Competition policy lacks the attention it deserves in the countries of the Middle East and North Africa (MENA), a region characterised by monopolies and lack of market contestability. As this column explains, there are many questions about the extent of anti-competitive barriers facing new market entrants in the region. What’s more, MENA’s weak overall performance on competition is likely to be hindering economic growth and the path towards structural transformation.

The future of Egypt’s population: opportunities and challenges

Egypt’s potential labour supply depends on the growth and changing composition of its working-age population. This column reports the latest data on labour supply and fertility rates, concluding that the country has a window of opportunity with reduced demographic pressures to try to address longstanding structural challenges for the labour market.

Formidable challenges facing the Middle East require a sea change in economic policies

Weakening global growth, endemic conflicts and increased tensions within the Middle East and North Africa (MENA) – as well as emerging challenges such as climate change and rapid demographic shifts – are likely to have an adverse impact on the region’s economic, social and political stability in the coming years. This column outlines the policy responses that are needed to avert disaster.

Domestic demand and competition: a new development paradigm for MENA

A lack of competition in domestic and regional markets is holding back development in the Middle East and North Africa. This column argues that the region and the international community must ensure that barriers to market entry and exit are eliminated, and that independent regulatory bodies at the national and regional levels help to promote domestic demand as the main engine for sustainable and inclusive growth.

Effects of urbanisation on productivity and wages: evidence from Turkey

Are the substantial productivity gains associated with larger cities in developed countries similar for developing countries? This column provides evidence on urbanised economies in the non-Western world by focusing on Turkey, a country that has experienced fast urbanisation and a high rate of growth of the urban population.

How import dependence could lead to corruption in MENA

Export-led development strategies have had little success in MENA countries; what’s more, instruments of earlier import-substitution strategies – such as state-owned enterprises, high tariffs and subsidies – have survived. As this column explains, these legacies have created crony-capitalist industries that have limited the level of competition in many sectors of the economy and furthered the region’s dependence on imports.

Gender discrimination in small business lending: evidence from Turkey

Discrimination in access to financial services can prevent women from exploiting their entrepreneurial potential. This column reports on a ‘lab-in-the-field’ experiment to test for the presence of gender discrimination in small business lending in Turkey.

Social security for young workers in Arab countries

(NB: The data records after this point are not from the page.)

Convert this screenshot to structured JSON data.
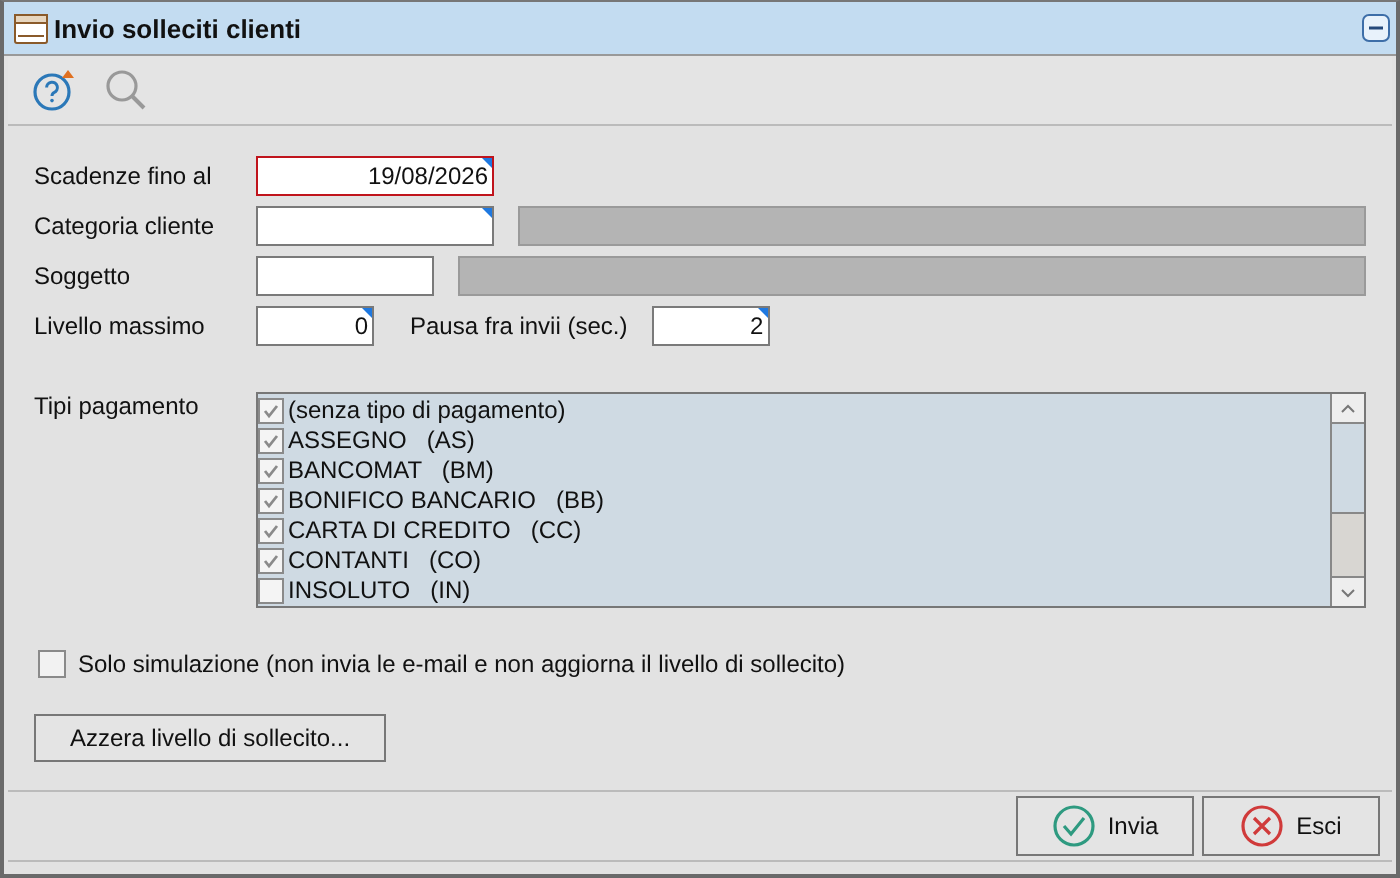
{
  "window": {
    "title": "Invio solleciti clienti"
  },
  "rows": [
    [
      {
        "label": "Scadenze fino al",
        "value": "19/08/2026",
        "kind": "date",
        "error": true
      }
    ],
    [
      {
        "label": "Categoria cliente",
        "kind": "lookup",
        "error": false
      }
    ],
    [
      {
        "label": "Soggetto",
        "kind": "code",
        "error": false
      }
    ],
    [
      {
        "label": "Livello massimo",
        "value": "0",
        "kind": "number",
        "error": false
      },
      {
        "label": "Pausa fra invii (sec.)",
        "value": "2",
        "kind": "number",
        "error": false
      }
    ]
  ],
  "payment_types": {
    "label": "Tipi pagamento",
    "items": [
      {
        "label": "(senza tipo di pagamento)",
        "checked": true
      },
      {
        "label": "ASSEGNO   (AS)",
        "checked": true
      },
      {
        "label": "BANCOMAT   (BM)",
        "checked": true
      },
      {
        "label": "BONIFICO BANCARIO   (BB)",
        "checked": true
      },
      {
        "label": "CARTA DI CREDITO   (CC)",
        "checked": true
      },
      {
        "label": "CONTANTI   (CO)",
        "checked": true
      },
      {
        "label": "INSOLUTO   (IN)",
        "checked": false
      }
    ]
  },
  "simulation": {
    "label": "Solo simulazione (non invia le e-mail e non aggiorna il livello di sollecito)",
    "checked": false
  },
  "reset_button": "Azzera livello di sollecito...",
  "footer_buttons": [
    {
      "label": "Invia",
      "kind": "ok"
    },
    {
      "label": "Esci",
      "kind": "cancel"
    }
  ]
}
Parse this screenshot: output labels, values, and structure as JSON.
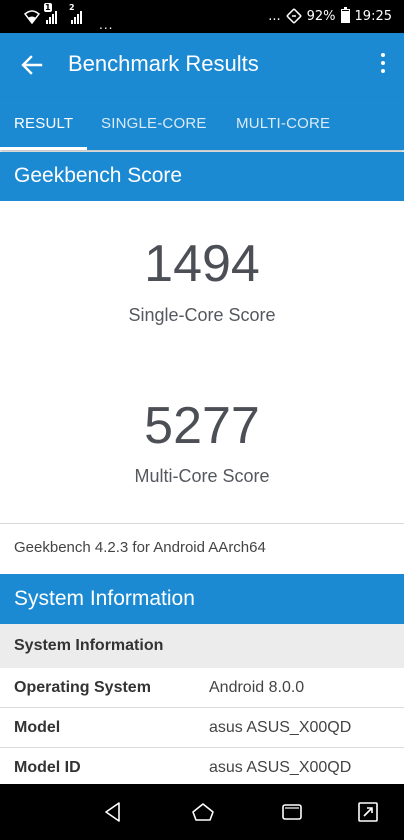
{
  "status_bar": {
    "sim1_label": "1",
    "sim2_label": "2",
    "overflow": "...",
    "overflow_right": "...",
    "battery": "92%",
    "time": "19:25"
  },
  "app_bar": {
    "title": "Benchmark Results"
  },
  "tabs": [
    {
      "label": "RESULT",
      "active": true
    },
    {
      "label": "SINGLE-CORE",
      "active": false
    },
    {
      "label": "MULTI-CORE",
      "active": false
    }
  ],
  "geekbench": {
    "header": "Geekbench Score",
    "single_core_score": "1494",
    "single_core_label": "Single-Core Score",
    "multi_core_score": "5277",
    "multi_core_label": "Multi-Core Score",
    "version": "Geekbench 4.2.3 for Android AArch64"
  },
  "system_info": {
    "header": "System Information",
    "table_header": "System Information",
    "rows": [
      {
        "key": "Operating System",
        "value": "Android 8.0.0"
      },
      {
        "key": "Model",
        "value": "asus ASUS_X00QD"
      },
      {
        "key": "Model ID",
        "value": "asus ASUS_X00QD"
      }
    ]
  },
  "colors": {
    "accent": "#1b8ad3",
    "table_header_bg": "#ececec"
  },
  "icons": [
    "wifi-icon",
    "signal-icon",
    "nfc-icon",
    "battery-icon",
    "back-arrow-icon",
    "more-vert-icon",
    "nav-back-icon",
    "nav-home-icon",
    "nav-recents-icon",
    "screen-rotate-icon"
  ]
}
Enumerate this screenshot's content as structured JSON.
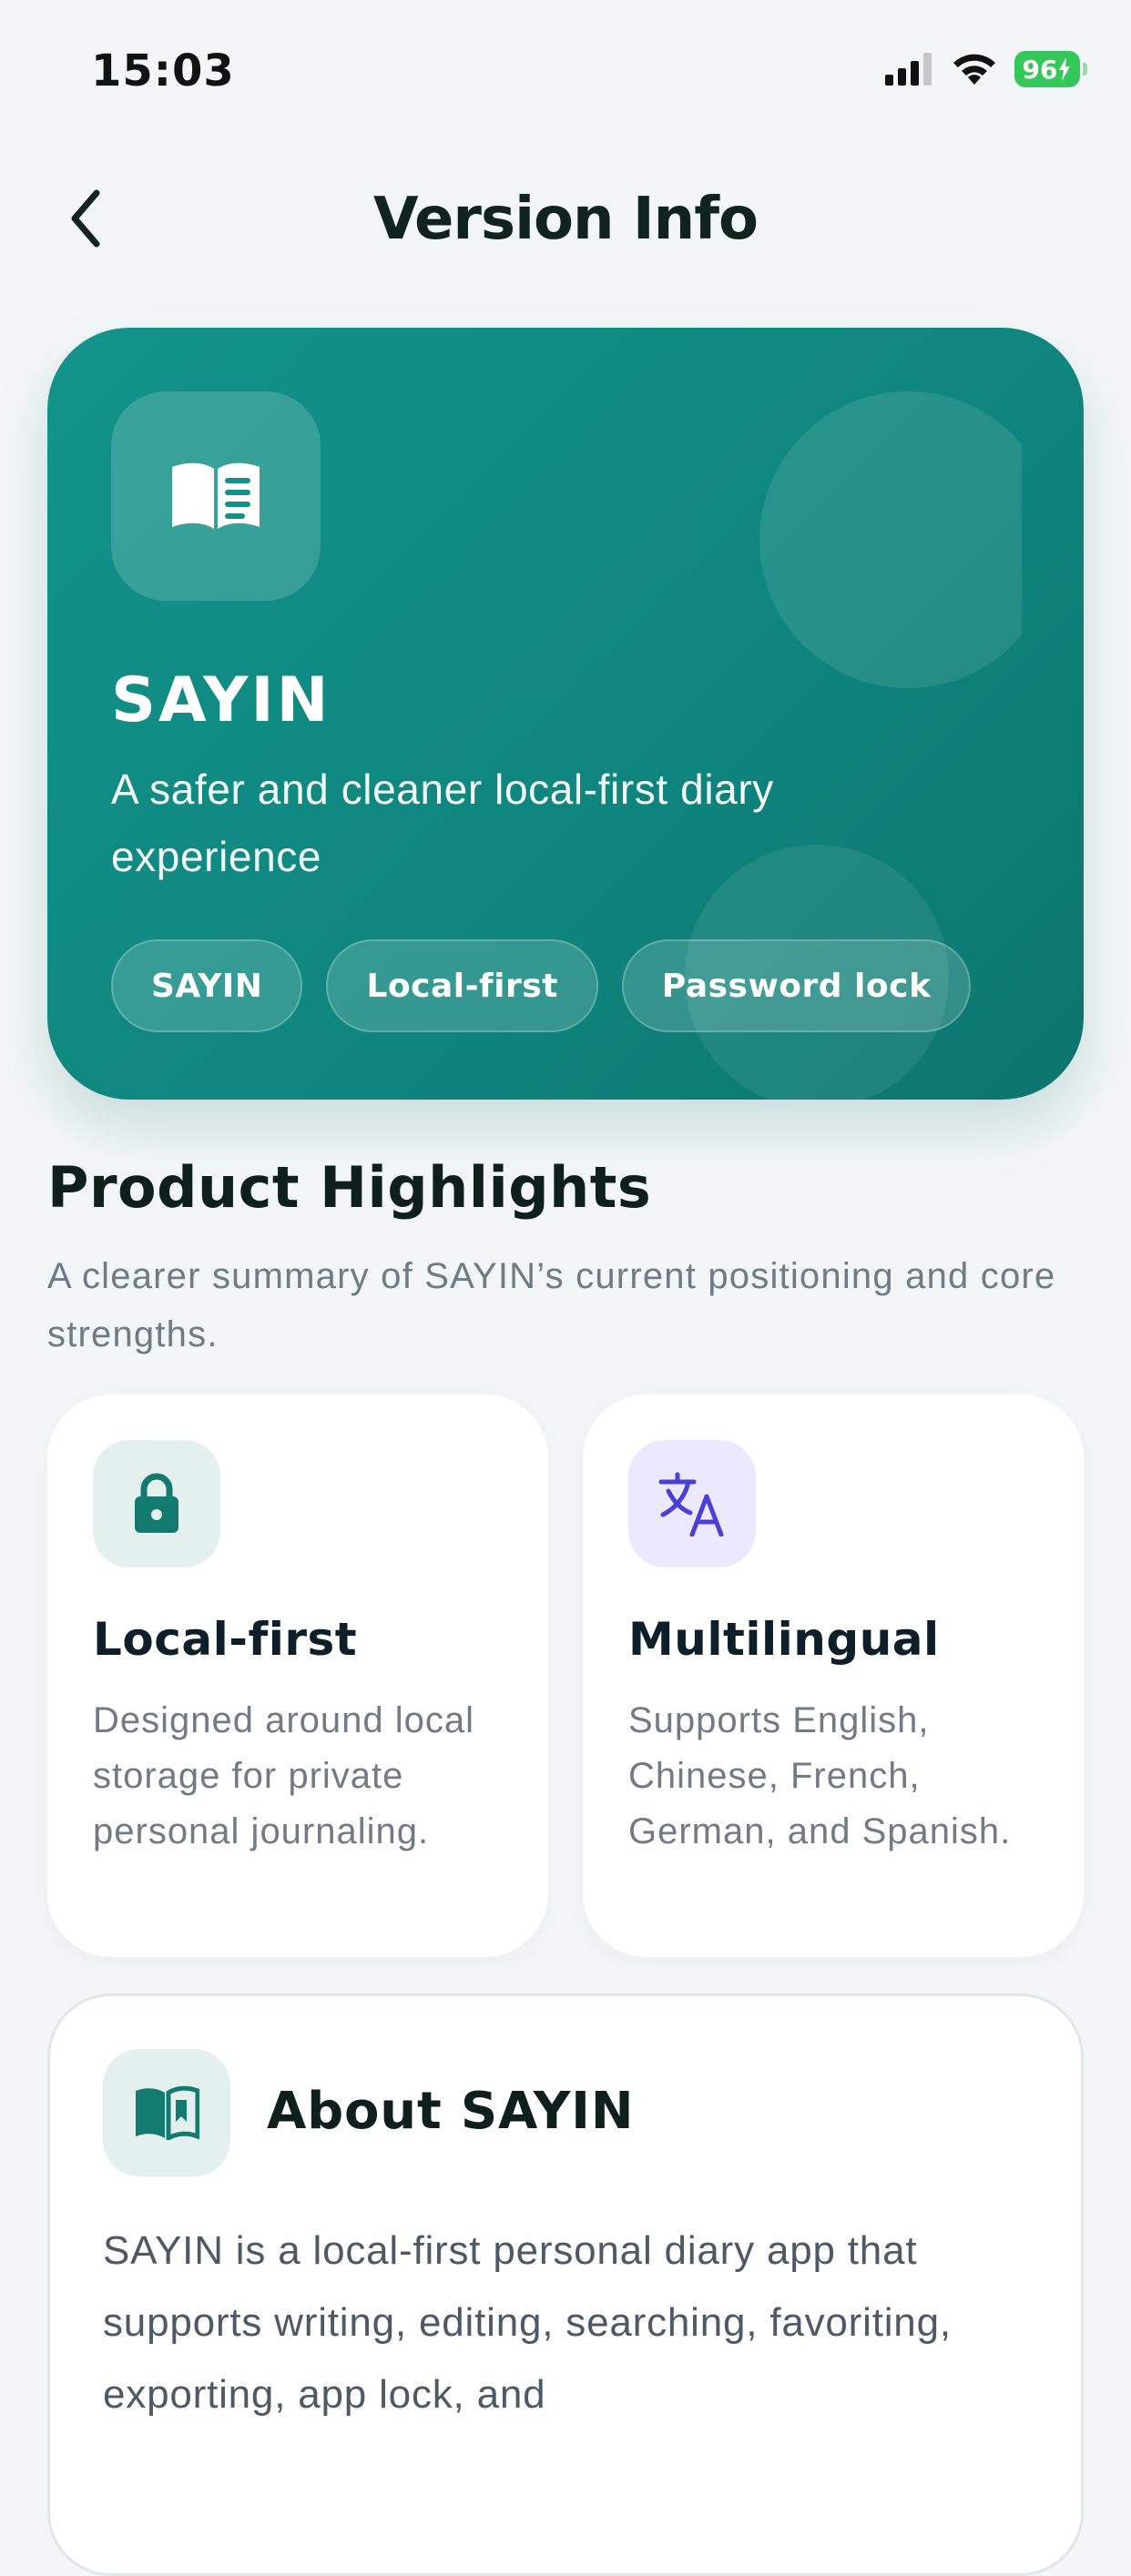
{
  "status_bar": {
    "time": "15:03",
    "battery": "96"
  },
  "header": {
    "title": "Version Info"
  },
  "hero": {
    "title": "SAYIN",
    "subtitle": "A safer and cleaner local-first diary experience",
    "tags": [
      "SAYIN",
      "Local-first",
      "Password lock"
    ]
  },
  "highlights": {
    "title": "Product Highlights",
    "subtitle": "A clearer summary of SAYIN’s current positioning and core strengths.",
    "cards": [
      {
        "title": "Local-first",
        "description": "Designed around local storage for private personal journaling.",
        "icon": "lock-icon"
      },
      {
        "title": "Multilingual",
        "description": "Supports English, Chinese, French, German, and Spanish.",
        "icon": "translate-icon"
      }
    ]
  },
  "about": {
    "title": "About SAYIN",
    "text": "SAYIN is a local-first personal diary app that supports writing, editing, searching, favoriting, exporting, app lock, and",
    "icon": "open-book-icon"
  },
  "colors": {
    "brand": "#11908a",
    "accent_purple": "#4b3fd6",
    "background": "#f3f6f8"
  }
}
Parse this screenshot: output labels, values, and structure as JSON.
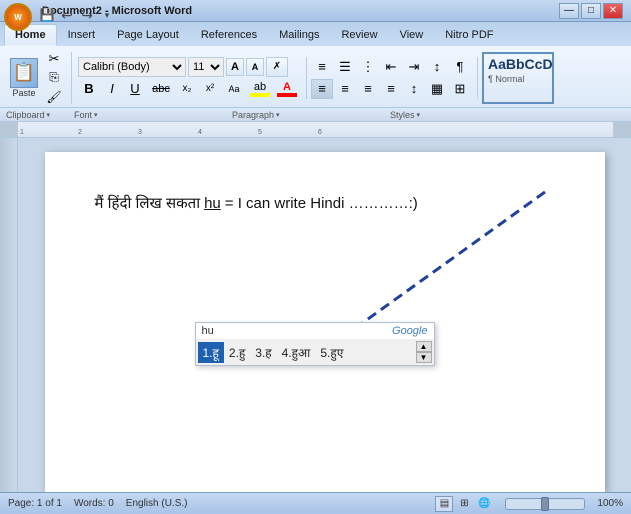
{
  "titlebar": {
    "title": "Document2 - Microsoft Word",
    "min": "—",
    "max": "□",
    "close": "✕"
  },
  "ribbon": {
    "tabs": [
      "Home",
      "Insert",
      "Page Layout",
      "References",
      "Mailings",
      "Review",
      "View",
      "Nitro PDF"
    ],
    "active_tab": "Home"
  },
  "toolbar": {
    "clipboard": "Clipboard",
    "paste": "Paste",
    "cut": "✂",
    "copy": "⎘",
    "format_painter": "🖌",
    "font_name": "Calibri (Body)",
    "font_size": "11",
    "grow": "A",
    "shrink": "A",
    "clear": "✗",
    "aa_upper": "Aa",
    "bold": "B",
    "italic": "I",
    "underline": "U",
    "strikethrough": "abc",
    "subscript": "x₂",
    "superscript": "x²",
    "font_section": "Font",
    "para_section": "Paragraph",
    "styles_section": "Styles",
    "style_preview": "AaBbCcD",
    "style_name": "¶ Normal"
  },
  "document": {
    "line1_hindi": "मैं हिंदी लिख सकता",
    "line1_typed": "hu",
    "line1_english": "= I can write Hindi …………:)",
    "cursor_text": "hu"
  },
  "autocomplete": {
    "typed": "hu",
    "google_label": "Google",
    "items": [
      {
        "id": 1,
        "text": "1.हू",
        "selected": true
      },
      {
        "id": 2,
        "text": "2.हु"
      },
      {
        "id": 3,
        "text": "3.ह"
      },
      {
        "id": 4,
        "text": "4.हुआ"
      },
      {
        "id": 5,
        "text": "5.हुए"
      }
    ]
  },
  "statusbar": {
    "page": "Page: 1 of 1",
    "words": "Words: 0",
    "lang": "English (U.S.)"
  },
  "arrow": {
    "description": "dashed blue arrow pointing down-left"
  }
}
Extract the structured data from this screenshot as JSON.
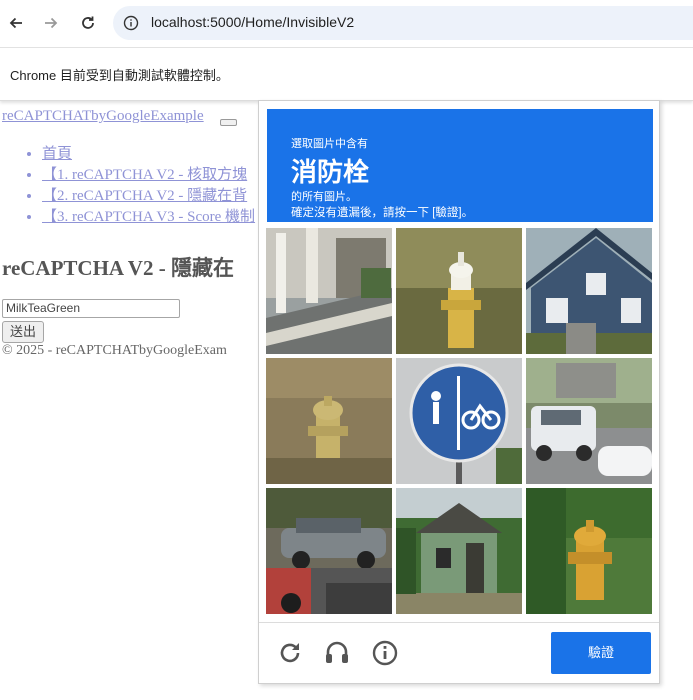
{
  "browser": {
    "url": "localhost:5000/Home/InvisibleV2",
    "infobar_text": "Chrome 目前受到自動測試軟體控制。"
  },
  "page": {
    "brand": "reCAPTCHATbyGoogleExample",
    "nav": [
      "首頁",
      "【1. reCAPTCHA V2 - 核取方塊",
      "【2. reCAPTCHA V2 - 隱藏在背",
      "【3. reCAPTCHA V3 - Score 機制"
    ],
    "heading": "reCAPTCHA V2 - 隱藏在",
    "input_value": "MilkTeaGreen",
    "submit_label": "送出",
    "footer": "© 2025 - reCAPTCHATbyGoogleExam"
  },
  "captcha": {
    "instruction_pre": "選取圖片中含有",
    "target": "消防栓",
    "instruction_post1": "的所有圖片。",
    "instruction_post2": "確定沒有遺漏後，請按一下 [驗證]。",
    "verify_label": "驗證",
    "header_color": "#1a73e8",
    "tiles": [
      {
        "content": "street-sidewalk"
      },
      {
        "content": "white-yellow-hydrant"
      },
      {
        "content": "blue-house"
      },
      {
        "content": "yellow-hydrant-dirt"
      },
      {
        "content": "bicycle-pedestrian-sign"
      },
      {
        "content": "white-suv-street"
      },
      {
        "content": "parked-cars"
      },
      {
        "content": "small-house"
      },
      {
        "content": "yellow-hydrant-grass"
      }
    ],
    "footer_icons": [
      "reload-icon",
      "audio-icon",
      "info-icon"
    ]
  }
}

Social security coverage of young workers in Arab countries is low – in part because many are employed in informal jobs; and in part because they do not see the value of the system. This column reports survey evidence on young workers’ attitudes towards participation in both social security and politics. It also explores policy reforms that might make access to social security universal for young workers.